They’re the ones in a which a stay-at-home mom proclaims her decision to ditch all forms of television and entertainment in favor of getting rid of medical bills.
Or the engaged couple who gave up their monthly date nights to rid themselves of student loans lighting fast.
What about the blog post in which the single mom who eliminated all free time to pick up extra jobs to work 80 hours a week for that extra cash to be applied to debt.
Or the one in which a family of three willingly sold their house to live in a cardboard box so they could pay off $100,00 of debt in two months.
That last one is a little extreme but, you get the picture. While I admire the determination of these bloggers who do all that was necessary to rid themselves of debt, I am certainly not envious.

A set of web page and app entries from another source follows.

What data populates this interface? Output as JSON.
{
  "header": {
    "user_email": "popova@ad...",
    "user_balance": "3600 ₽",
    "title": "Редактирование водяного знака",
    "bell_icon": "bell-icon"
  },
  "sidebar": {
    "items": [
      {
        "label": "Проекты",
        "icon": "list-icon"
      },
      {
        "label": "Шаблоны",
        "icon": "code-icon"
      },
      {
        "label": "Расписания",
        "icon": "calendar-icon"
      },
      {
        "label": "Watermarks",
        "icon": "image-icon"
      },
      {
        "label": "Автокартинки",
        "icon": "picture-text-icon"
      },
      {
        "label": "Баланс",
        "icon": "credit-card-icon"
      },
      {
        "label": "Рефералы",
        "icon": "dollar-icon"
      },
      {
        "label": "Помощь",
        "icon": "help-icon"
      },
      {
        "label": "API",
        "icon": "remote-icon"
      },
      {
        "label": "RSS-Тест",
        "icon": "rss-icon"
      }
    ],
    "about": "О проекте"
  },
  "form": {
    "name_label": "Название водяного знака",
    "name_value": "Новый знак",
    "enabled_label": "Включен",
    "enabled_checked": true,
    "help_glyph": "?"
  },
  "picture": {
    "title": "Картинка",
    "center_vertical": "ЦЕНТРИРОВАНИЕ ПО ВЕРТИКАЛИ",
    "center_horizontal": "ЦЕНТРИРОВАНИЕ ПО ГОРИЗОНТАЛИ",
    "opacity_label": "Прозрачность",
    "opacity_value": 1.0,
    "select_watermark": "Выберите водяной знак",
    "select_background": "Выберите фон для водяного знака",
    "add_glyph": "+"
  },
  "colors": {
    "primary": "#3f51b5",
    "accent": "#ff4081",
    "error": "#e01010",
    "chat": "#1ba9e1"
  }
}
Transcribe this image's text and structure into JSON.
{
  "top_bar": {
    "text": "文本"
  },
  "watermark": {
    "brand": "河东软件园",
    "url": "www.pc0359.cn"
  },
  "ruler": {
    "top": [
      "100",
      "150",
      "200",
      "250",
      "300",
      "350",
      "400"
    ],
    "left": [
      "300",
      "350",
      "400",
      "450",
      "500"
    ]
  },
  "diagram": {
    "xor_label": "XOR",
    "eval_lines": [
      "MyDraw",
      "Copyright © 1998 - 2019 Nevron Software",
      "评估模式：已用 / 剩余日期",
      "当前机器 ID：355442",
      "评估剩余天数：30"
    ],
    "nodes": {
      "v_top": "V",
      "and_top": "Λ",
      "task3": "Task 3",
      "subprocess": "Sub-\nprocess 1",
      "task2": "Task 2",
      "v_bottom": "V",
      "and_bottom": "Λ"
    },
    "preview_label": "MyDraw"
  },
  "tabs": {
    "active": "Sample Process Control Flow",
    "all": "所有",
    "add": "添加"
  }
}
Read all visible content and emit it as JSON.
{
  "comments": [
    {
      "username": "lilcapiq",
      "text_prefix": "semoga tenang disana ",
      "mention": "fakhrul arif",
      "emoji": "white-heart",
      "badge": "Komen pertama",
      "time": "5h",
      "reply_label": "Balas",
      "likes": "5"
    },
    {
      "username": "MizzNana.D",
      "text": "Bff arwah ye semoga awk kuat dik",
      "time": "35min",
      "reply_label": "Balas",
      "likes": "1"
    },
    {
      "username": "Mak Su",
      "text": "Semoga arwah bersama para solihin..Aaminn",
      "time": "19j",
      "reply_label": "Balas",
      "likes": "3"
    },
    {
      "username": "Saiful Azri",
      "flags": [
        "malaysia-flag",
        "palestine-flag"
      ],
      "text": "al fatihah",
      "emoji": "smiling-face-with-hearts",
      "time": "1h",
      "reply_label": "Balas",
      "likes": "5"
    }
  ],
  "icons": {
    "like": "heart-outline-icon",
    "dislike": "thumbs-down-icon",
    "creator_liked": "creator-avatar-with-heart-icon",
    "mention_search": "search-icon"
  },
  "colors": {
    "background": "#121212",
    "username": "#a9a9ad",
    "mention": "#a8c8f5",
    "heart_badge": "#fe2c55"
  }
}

It takes a very special person to make such huge sacrifices to make that kind of speedy headway with finances. I’m not ashamed to admit that I’m not that special person. I thought I was at one time, but I’m not. You see, if I made that kind of sacrifice to pay off debt, I’d be miserable. Sure the weight of my student loans would be lifted of my shoulders, but I’d be unhappy, unbearable to be around and unmotivated. And I’ve found that since dealing with debt can be so unpleasant at times, the most important thing I can do for myself during the repayment journey is to remain as pleasant as possible throughout the process. It’s hard to stay motivated enough to make financial progress when you are miserable. Yet, it’s almost impossible to make progress without making some spending changes and sacrifices. I’m by no means an expert, but below are the things I did to find a balance between maintaining a happy life and sacrificing enough to pay debt.
- Cut back. Don’t eliminate
When you’re desperate to pay off large sums of money, it’s natural to cut back anything that’s not a necessity. Like most people, I spend a lot of money on wants. It only seemed natural for me to eliminate the one want that wouldn’t affect my need too much – my very expensive hobby of pole dancing. One pole dance class can cost $25-$40 and I would attend class at least once a week. However, skipping pole classes only lead to my feeling miserable and getting out of shape which only made it more difficult to stay pleasant and motivated while paying off debt. So instead of eliminating pole classes completely, I decided to cut back class attendance to once a month.
Some areas of your life are just too precious to eliminate. So many seem to forget that wants become needs when it helps make your life worth living. So instead of completely skipping something that truly brings you joy, get creative and try to enjoy it in small doses instead. it will make your journey to financial freedom even smoother.So many seem to forget that wants become needs when it helps make your life worth living. Click To Tweet
2. Treat yourself every once in a while
So you may not have the funds to go the spa anymore or get your nails done, but that shouldn’t stop you from indulging completely. Treat yourself by turning your home into an oasis by lighting some lavender calendars, and soaking in the tub all day. Or indulge by finally buying that pair of shoes you’ve been eyeing for the last 3 months. Yes, getting your finances in line means that you shouldn’t go on weekly shopping sprees, but it doesn’t mean that you can’t pamper yourself every few months. Every three months I allow myself to buy what my heart desires without any feeling of guilt. After all, I work hard and already sacrifice to meet my financial goals. Being determined to pay off debt doesn’t mean I need to deprive myself of life’s simple pleasures. That also doesn’t mean you can justify every splurge as an “I work hard. I deserve it treat.” Be selective with your treats and you’ll be financially free and happy simultaneously.
You know you don’t need the fastest internet connection or the premium passport membership to New York Sports Club, but you still want to enjoy it. Enjoy the finer things in life at smaller portions. Downgrade your internet package and opt for the neighborhood membership at the gym instead. You don’t need to completely cut it from your life if it’s something that fulfills you or makes life just a bit easier.
Don’t get me wrong. There are definitely some moments when it really is in your best interest to eliminate wants from your life to reach your financial goals. I’d be lying if I said I hadn’t eliminated some things. However, it’s equally important to maintain some balance so you can feel happy, relaxed and stress free. The road to financial freedom is a long and arduous one. Why not do what you can to make the journey less bumpy. Go ahead, and treat yourself every once in a while!
And to make treating yourself a little easier , enter the contest to win the t-shirt everyone keeps messaging me about. “If SallieMae asks, you never saw me.”
If that isn’t a reason to make you smile on on your journey to being debt free, I don’t know what will! And in case, you’re not feeling lucky you can always purchase here for a limited time.
TERRIfic Quip: Cut back until there is peace in your home.